For example, tanks may be boring. If we can agree that may be true, we can gather data on this problem. How do we do this? Let's monitor some expert players and some unskilled players fighting through an instance, and gather data.

  • How many times does the tank switch targets compared to other classes?
  • How many times a minute does the tank use powers compared to other classes?
  • How many different powers does the tank end up using per minute?
  • How much chatting do tanks do while tanking, as opposed to other classes?
  • Etc.
Keep discussing more and more specific problems, until you feel you've arrived at something you can actually experiment with solving, e.g. "Tanks are required to use too few powers in most fights, and are boring."

3. Predict/Experiment

Make a prediction as to how to solve the problem: "Adding some more tanking powers to the tank class will make them less boring, and thus more desirable to play."

Develop an experiment to see if this is true. For our purposes this can be as simple as adding some new powers to the tank on one server, and seeing if usage rates improve on that test server.

It is important to follow some rules of good experimental design though: Make sure there is a control group of tanks with the old abilities, and that there is only one variable changing at a time. You can't test this change the same week you make overhauls to a bunch of other classes, and then draw useful conclusions about the fact that more people seem to be playing tanks. Solve one problem at a time.

4. Corroborate

If people seem to think playing a tank is much more fun with more abilities, the experiment has succeeded, but we still need to figure out if we solved the real problem, or if we solved the problem under all conditions.
We can add those powers to tanks, and wait to see some new data come in for tank usage. We may have solved the problem, but don't forget that we initially had a list of 4 problems:
  • Tanks don't have enough interesting things to do in a fight, and are boring.
  • Tanks have too many difficult things to do in a fight, and are too high pressure.
  • Tanks aren't easy to level up with, because they deal too little damage.
  • Tanks aren't effective in pvp, because abilities like taunt don't affect enemy players.
We may now see that people start playing tanks once they've leveled up, but that they are still very unpopular for pvp and leveling. Maybe there is a 5th problem that we haven't identified yet. Or maybe new players have started playing tanks more, but existing players may still need to be educated on the new changes before their behavior changes.

Of course, you may always end up solving a problem too well, and have to tune it back down a little bit. Nerfing overplayed classes or buffing unpopular classes is continuous process in games. No matter what you do, some players will always deny the problem was solved, say the problem was solved too well, or claim that the problem never existed in the first place (and often all 3 opinions will be present in a single forum thread).
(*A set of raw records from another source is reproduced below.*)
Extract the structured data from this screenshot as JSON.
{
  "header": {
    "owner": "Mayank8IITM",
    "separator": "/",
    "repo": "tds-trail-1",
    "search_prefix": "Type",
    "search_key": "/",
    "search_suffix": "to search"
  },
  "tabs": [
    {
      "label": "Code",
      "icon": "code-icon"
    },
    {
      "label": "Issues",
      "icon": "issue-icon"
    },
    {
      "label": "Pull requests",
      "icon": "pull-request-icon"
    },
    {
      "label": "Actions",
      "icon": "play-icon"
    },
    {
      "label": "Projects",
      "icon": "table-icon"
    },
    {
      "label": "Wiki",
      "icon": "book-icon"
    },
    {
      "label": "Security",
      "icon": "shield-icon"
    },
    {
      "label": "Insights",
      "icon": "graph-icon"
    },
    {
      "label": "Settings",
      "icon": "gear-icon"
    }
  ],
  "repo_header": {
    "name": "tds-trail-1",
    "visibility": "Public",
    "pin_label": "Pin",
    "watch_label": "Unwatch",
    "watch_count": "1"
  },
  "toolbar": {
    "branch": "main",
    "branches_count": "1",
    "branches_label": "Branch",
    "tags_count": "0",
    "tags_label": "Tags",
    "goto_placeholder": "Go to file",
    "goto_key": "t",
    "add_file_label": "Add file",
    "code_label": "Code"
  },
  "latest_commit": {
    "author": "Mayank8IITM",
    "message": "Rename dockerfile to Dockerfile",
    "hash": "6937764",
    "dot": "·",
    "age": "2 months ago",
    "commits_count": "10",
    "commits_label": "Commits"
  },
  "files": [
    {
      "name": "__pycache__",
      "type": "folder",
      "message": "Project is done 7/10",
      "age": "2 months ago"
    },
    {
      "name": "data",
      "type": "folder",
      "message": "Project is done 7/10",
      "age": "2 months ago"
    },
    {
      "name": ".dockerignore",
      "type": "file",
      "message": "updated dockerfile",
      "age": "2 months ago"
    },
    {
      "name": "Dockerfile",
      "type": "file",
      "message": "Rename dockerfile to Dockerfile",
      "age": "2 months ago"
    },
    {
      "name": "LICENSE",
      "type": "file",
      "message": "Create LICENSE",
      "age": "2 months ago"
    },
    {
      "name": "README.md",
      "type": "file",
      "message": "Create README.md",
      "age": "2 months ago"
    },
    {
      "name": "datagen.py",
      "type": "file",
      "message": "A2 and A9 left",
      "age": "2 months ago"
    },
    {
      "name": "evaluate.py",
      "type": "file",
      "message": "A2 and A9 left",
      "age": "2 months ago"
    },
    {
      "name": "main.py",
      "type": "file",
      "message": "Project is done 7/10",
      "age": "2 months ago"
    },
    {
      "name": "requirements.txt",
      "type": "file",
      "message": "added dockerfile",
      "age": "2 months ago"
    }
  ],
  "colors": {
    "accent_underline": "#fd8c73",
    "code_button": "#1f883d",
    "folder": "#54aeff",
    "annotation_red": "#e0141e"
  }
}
Just don't even consider any problem solved to the point that you have to stop paying attention to it. This this process can help you refine the game further and further over time to match your goals, or even change to match new goals.


Tesh said...

Huh. I missed this one earlier. As an avowed fan of polymath thinking, I applaud the notion of being more intellectually rigorous in design. Nice article!

Mike Darga said...

Thanks, I like this one too. There is a fair amount of old stuff that may be just practice, but from time to time maybe i'll dig up or rewrite something older that I know nobody ever saw.

I intend this blog to be the kind that is friendly to digging around in, but I think most people don't ever have time to do that sort of thing.